This essay was originally written as part of Crikey’s Big Ideas series. You can read the other essays—by writers including Kate Holden, Sophie Cunningham, Mel Campbell, Marcus Westbury and Eva Cox—here.
Like typical guys, my boyfriend and I put off living together for as long as humanly possible. We both valued our private space, liked our time apart and enjoyed our respective sharehouses. But after experiencing some low points in sharehouse living — think fleas in the carpet and mushrooms growing out of the shower (my place); Canadian flatmates who didn’t use toilet paper (his place) — we decided to make a joint emergency exit. In the end, moving in together was as much about survival as anything else.
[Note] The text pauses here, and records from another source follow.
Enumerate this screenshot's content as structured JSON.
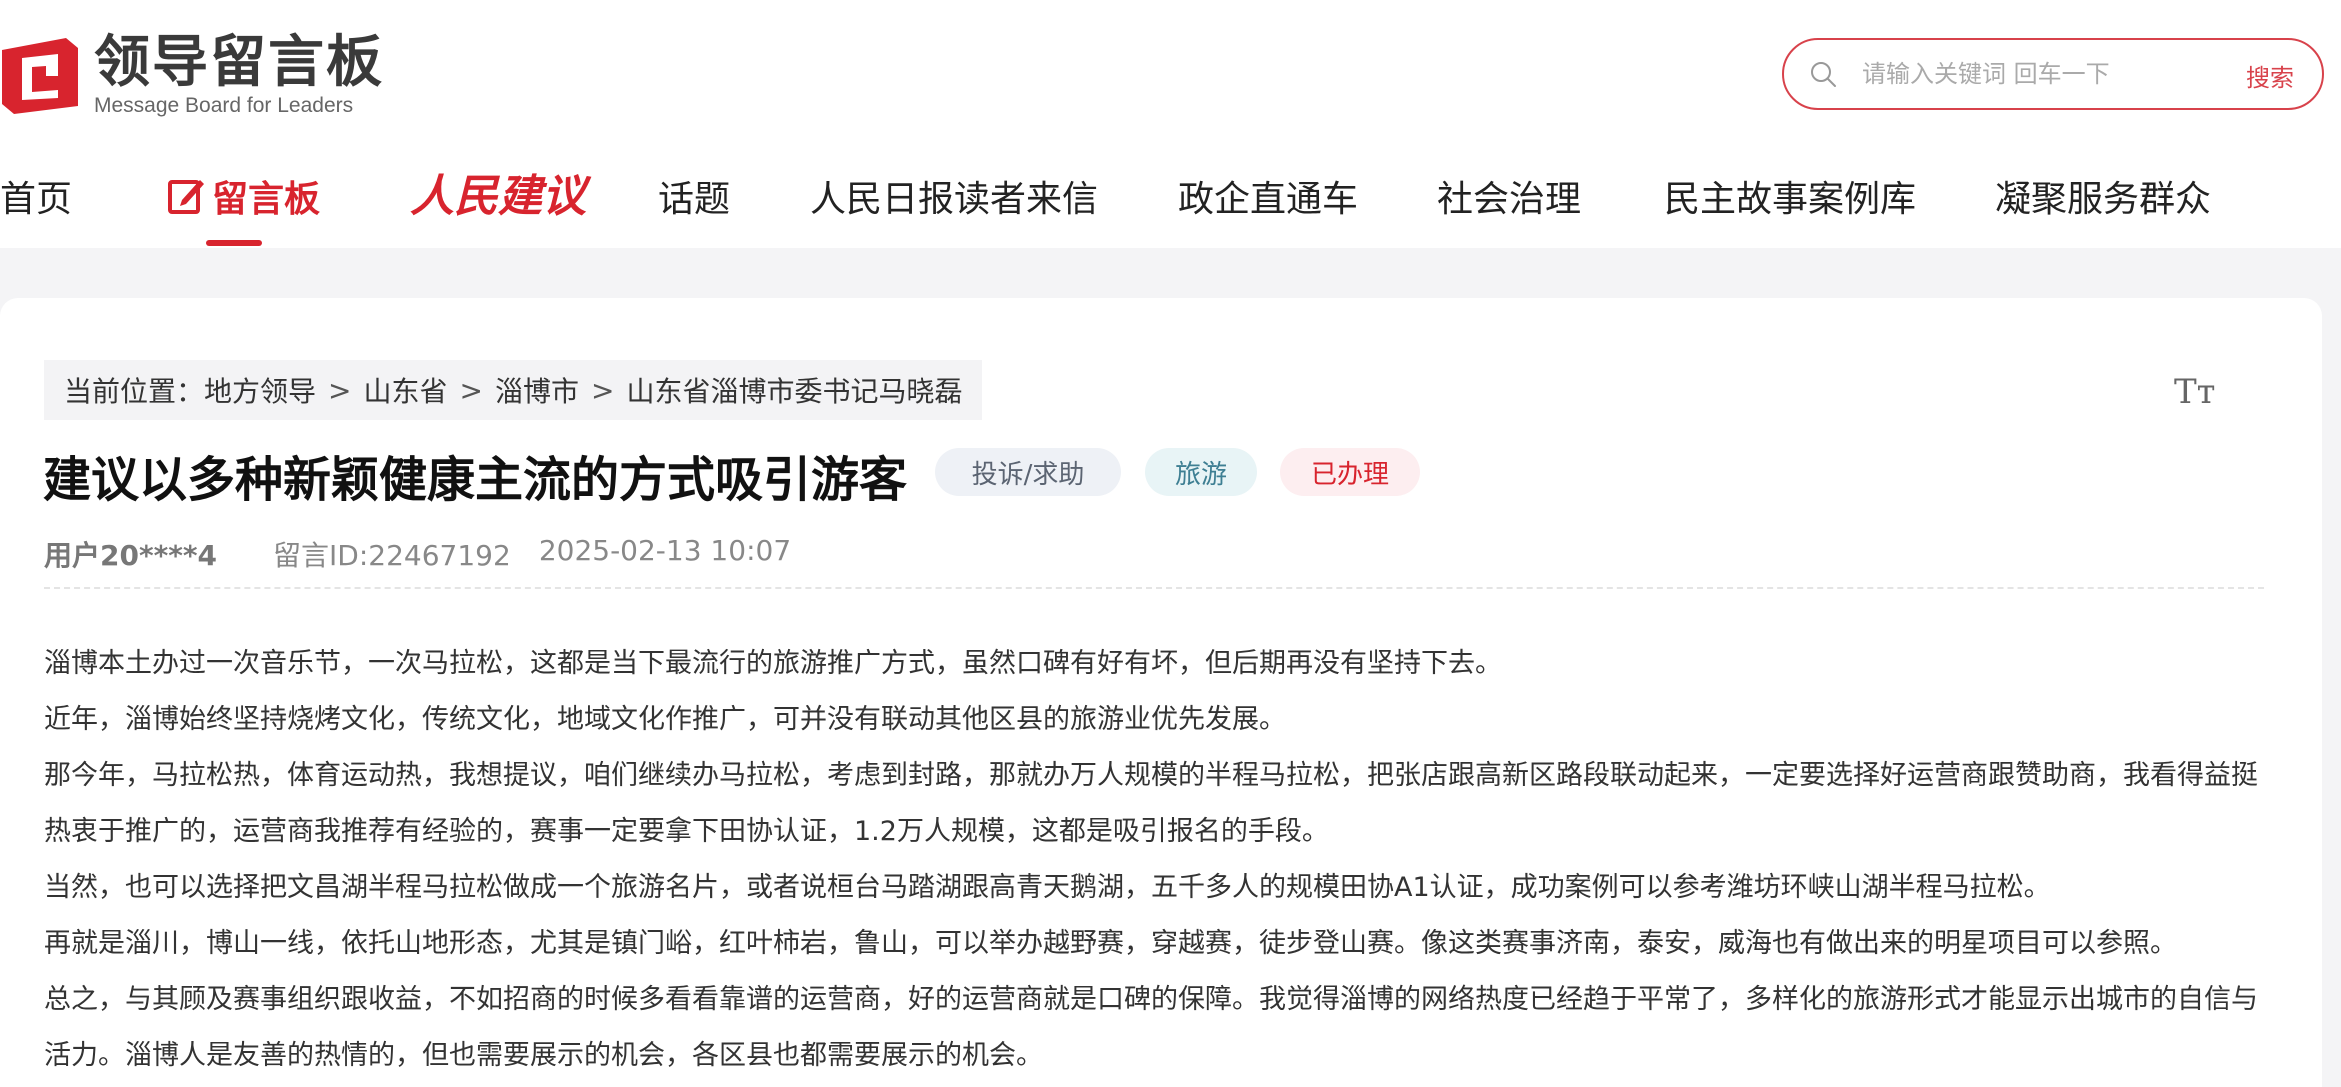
{
  "header": {
    "logo_title": "领导留言板",
    "logo_subtitle": "Message Board for Leaders",
    "search": {
      "placeholder": "请输入关键词 回车一下",
      "button_label": "搜索"
    }
  },
  "nav": {
    "items": [
      "首页",
      "留言板",
      "人民建议",
      "话题",
      "人民日报读者来信",
      "政企直通车",
      "社会治理",
      "民主故事案例库",
      "凝聚服务群众"
    ],
    "active": "留言板"
  },
  "breadcrumb": {
    "prefix": "当前位置：",
    "items": [
      "地方领导",
      "山东省",
      "淄博市",
      "山东省淄博市委书记马晓磊"
    ],
    "separator": ">"
  },
  "font_toggle": "Tт",
  "message": {
    "title": "建议以多种新颖健康主流的方式吸引游客",
    "tags": [
      "投诉/求助",
      "旅游",
      "已办理"
    ],
    "user": "用户20****4",
    "id": "留言ID:22467192",
    "time": "2025-02-13 10:07",
    "paragraphs": [
      "淄博本土办过一次音乐节，一次马拉松，这都是当下最流行的旅游推广方式，虽然口碑有好有坏，但后期再没有坚持下去。",
      "近年，淄博始终坚持烧烤文化，传统文化，地域文化作推广，可并没有联动其他区县的旅游业优先发展。",
      "那今年，马拉松热，体育运动热，我想提议，咱们继续办马拉松，考虑到封路，那就办万人规模的半程马拉松，把张店跟高新区路段联动起来，一定要选择好运营商跟赞助商，我看得益挺热衷于推广的，运营商我推荐有经验的，赛事一定要拿下田协认证，1.2万人规模，这都是吸引报名的手段。",
      "当然，也可以选择把文昌湖半程马拉松做成一个旅游名片，或者说桓台马踏湖跟高青天鹅湖，五千多人的规模田协A1认证，成功案例可以参考潍坊环峡山湖半程马拉松。",
      "再就是淄川，博山一线，依托山地形态，尤其是镇门峪，红叶柿岩，鲁山，可以举办越野赛，穿越赛，徒步登山赛。像这类赛事济南，泰安，威海也有做出来的明星项目可以参照。",
      "总之，与其顾及赛事组织跟收益，不如招商的时候多看看靠谱的运营商，好的运营商就是口碑的保障。我觉得淄博的网络热度已经趋于平常了，多样化的旅游形式才能显示出城市的自信与活力。淄博人是友善的热情的，但也需要展示的机会，各区县也都需要展示的机会。"
    ]
  },
  "colors": {
    "brand_red": "#d8242e",
    "muted_text": "#888888",
    "background_gray": "#f4f4f6"
  }
}
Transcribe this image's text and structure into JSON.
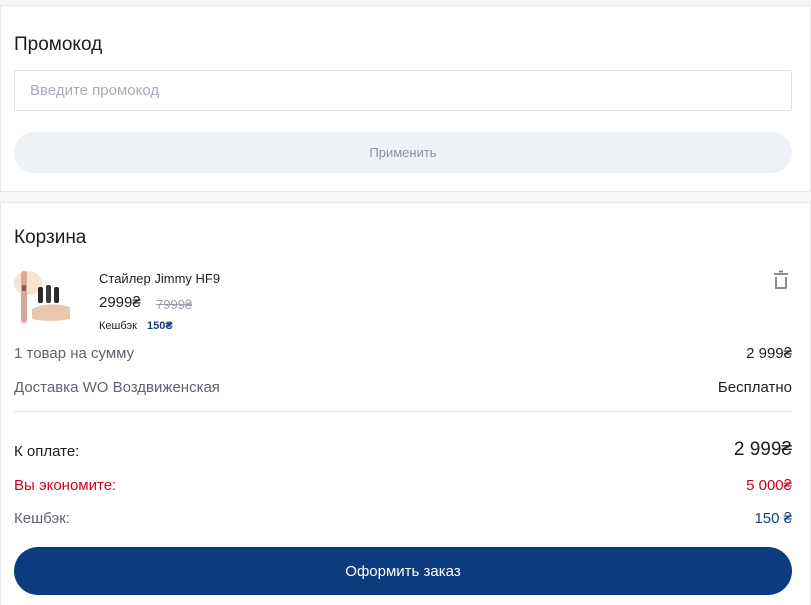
{
  "promo": {
    "title": "Промокод",
    "input_placeholder": "Введите промокод",
    "input_value": "",
    "apply_label": "Применить"
  },
  "cart": {
    "title": "Корзина",
    "items": [
      {
        "name": "Стайлер Jimmy HF9",
        "price": "2999₴",
        "old_price": "7999₴",
        "cashback_label": "Кешбэк",
        "cashback_value": "150₴",
        "delete_icon": "trash-icon"
      }
    ],
    "summary": {
      "items_label": "1 товар на сумму",
      "items_value": "2 999₴",
      "delivery_label": "Доставка WO Воздвиженская",
      "delivery_value": "Бесплатно",
      "total_label": "К оплате:",
      "total_value": "2 999₴",
      "savings_label": "Вы экономите:",
      "savings_value": "5 000₴",
      "cashback_label": "Кешбэк:",
      "cashback_value": "150 ₴"
    },
    "checkout_label": "Оформить заказ"
  },
  "colors": {
    "primary": "#0d3b80",
    "savings": "#d0021b",
    "cashback": "#173d7a",
    "disabled_button_bg": "#eef1f5"
  }
}
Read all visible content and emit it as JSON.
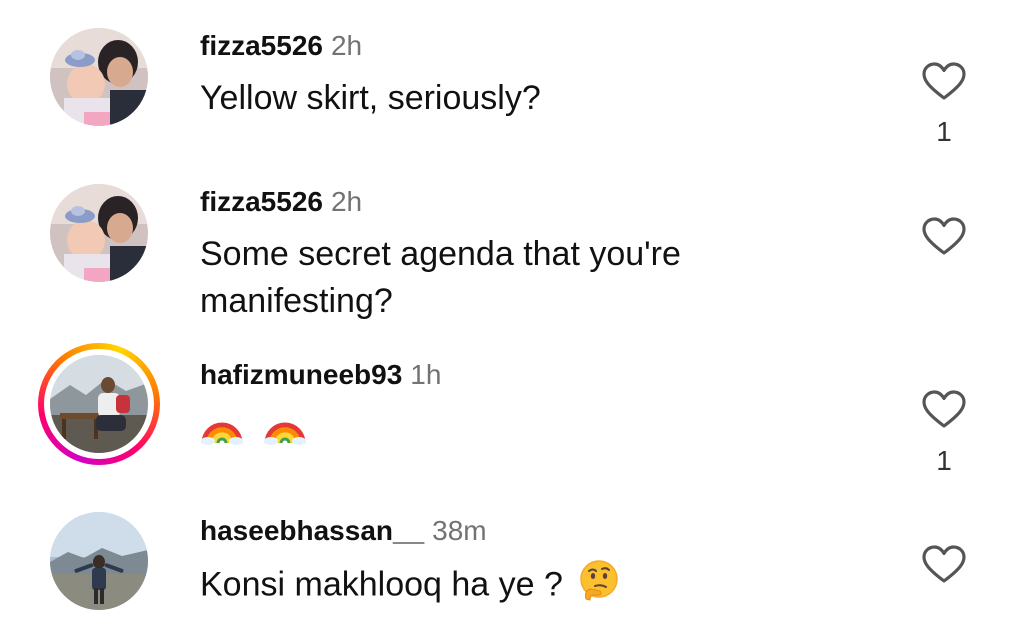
{
  "comments": [
    {
      "username": "fizza5526",
      "time": "2h",
      "text": "Yellow skirt,  seriously?",
      "likes": "1",
      "has_story": false
    },
    {
      "username": "fizza5526",
      "time": "2h",
      "text": "Some secret agenda that you're manifesting?",
      "likes": "",
      "has_story": false
    },
    {
      "username": "hafizmuneeb93",
      "time": "1h",
      "text": "",
      "emojis": [
        "rainbow",
        "rainbow"
      ],
      "likes": "1",
      "has_story": true
    },
    {
      "username": "haseebhassan__",
      "time": "38m",
      "text": "Konsi makhlooq ha ye ?",
      "emojis": [
        "thinking-face"
      ],
      "likes": "",
      "has_story": false
    }
  ],
  "icons": {
    "like": "heart-outline-icon"
  },
  "colors": {
    "text": "#111111",
    "timestamp": "#737373",
    "story_ring": [
      "#d300c5",
      "#ff0069",
      "#ff7a00",
      "#ffd600"
    ]
  }
}
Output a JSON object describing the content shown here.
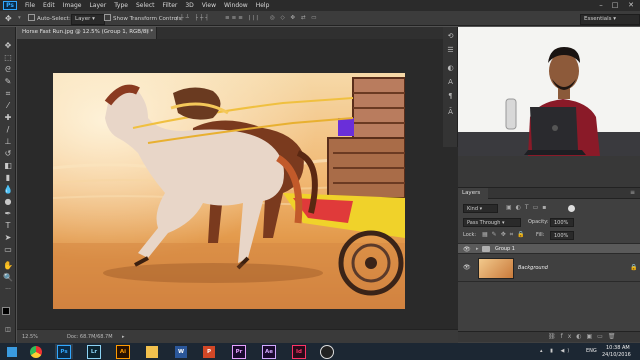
{
  "menubar": {
    "app_badge": "Ps",
    "items": [
      "File",
      "Edit",
      "Image",
      "Layer",
      "Type",
      "Select",
      "Filter",
      "3D",
      "View",
      "Window",
      "Help"
    ]
  },
  "options": {
    "auto_select_label": "Auto-Select:",
    "auto_select_value": "Layer",
    "transform_label": "Show Transform Controls",
    "workspace": "Essentials"
  },
  "document": {
    "tab_title": "Horse Fast Run.jpg @ 12.5% (Group 1, RGB/8) *",
    "zoom": "12.5%",
    "doc_info": "Doc: 68.7M/68.7M"
  },
  "layers_panel": {
    "tab_label": "Layers",
    "filter_kind": "Kind",
    "blend_mode": "Pass Through",
    "opacity_label": "Opacity:",
    "opacity_value": "100%",
    "lock_label": "Lock:",
    "fill_label": "Fill:",
    "fill_value": "100%",
    "layers": [
      {
        "name": "Group 1"
      },
      {
        "name": "Background"
      }
    ]
  },
  "taskbar": {
    "apps": [
      "Ps",
      "Lr",
      "Ai",
      "Pr",
      "Ae",
      "Id"
    ],
    "language": "ENG",
    "time": "10:38 AM",
    "date": "24/10/2016"
  },
  "colors": {
    "menubar": "#2b2b2b",
    "panel": "#383838",
    "canvas": "#2a2a2a",
    "ps_blue": "#31a8ff",
    "taskbar": "#1c2733"
  }
}
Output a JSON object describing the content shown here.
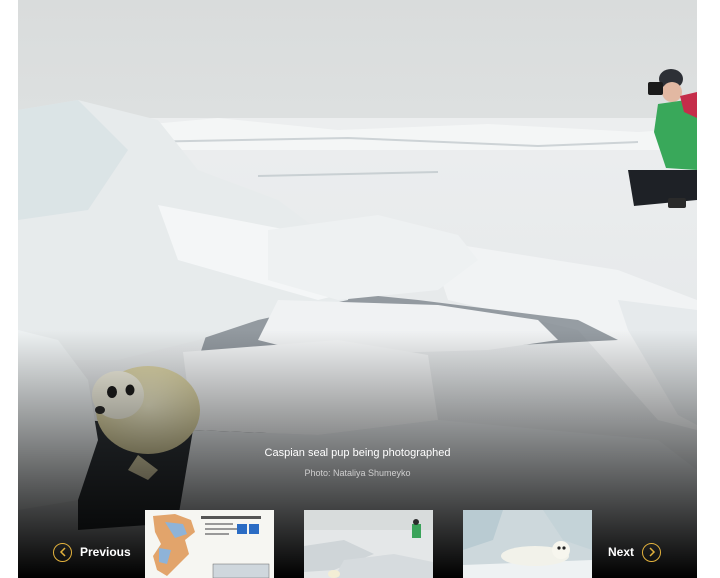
{
  "slide": {
    "caption": "Caspian seal pup being photographed",
    "credit": "Photo: Nataliya Shumeyko"
  },
  "nav": {
    "previous_label": "Previous",
    "next_label": "Next",
    "previous_icon": "chevron-left-icon",
    "next_icon": "chevron-right-icon",
    "accent_color": "#e2b13c"
  },
  "thumbnails": [
    {
      "name": "thumbnail-map",
      "icon": "map-image"
    },
    {
      "name": "thumbnail-photographer",
      "icon": "photo-image"
    },
    {
      "name": "thumbnail-seal-pup",
      "icon": "photo-image"
    }
  ]
}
We ended up scoring an affordable, old apartment in Brisbane’s most gay-friendly suburb. It overlooked the river, and nearby, there was a floating walkway made up of a series of connecting pontoons. After dinner, we’d go for walks, recapping the day, talking inane sh-t, doing horrible impersonations of people we knew and cracking hideous jokes. The walks were intimate, but hand-holding was a rarity. My boyfriend always maintained he wasn’t the hand-holding type, and I maintained I didn’t really care. But looking back, our concerns probably lay elsewhere — like, say, trying to avoid getting the living shit bashed out of us.
From the outside, the Snoezelen Room at the Gold Coast’s Mudgeeraba Special School (MSS) doesn’t look like much. The room’s padlocked entrance is almost creepy, resembling a fire exit that’s been bolted up. As she fiddles with the large master locks, head of curriculum Nicole Belous explains this actually used to be a garage. I think to myself that if I were a kid being led into this room, I’d probably be freaking out right now.
This was originally delivered as a speech. I was asked to address the national conference for Family Relationships Services Australia (FRSA) at the National Gallery of Victoria (NGV) on Wednesday 3 November. You can read about the fallout from this speech here. This speech was subsequently published on Crikey.
Good evening. I’d like to begin the evening by respecfully acknowledging the traditional owners of this land on which we’re gather, both past and present, as it’s a great pleasure and honour to be speaking to you all here tonight. As you’re aware by now, the theme of this year’s FRSA conference is “Diversity: Everyone Benefits.” Bonnie Montgomery, the Communications Officer of FRSA, told me they were looking for someone to talk about—and represent—diversity. And so, they immediately reached for the nearest young Asian homosexual. Several minority groups, and only one stone.
Bonnie, well done. I hope I represent good value. Continue reading
Something strange happened to me the other evening. I’m still not exactly sure why or how it happened—I’m still trying to unravel it all in my brain—but what I can confirm is Shadow Minister for Family Services Kevin Andrews doesn’t like me, and that his wife Margaret Andrews—a traditional marriage and pro-life advocate—likes me even less. To be precise, she thinks I’m “disgusting”. She told me this to my face, along with many other things, which I’ve recorded in loving detail below. Margaret, I’m not sure where we went wrong. For the record, I wish we could have been friends.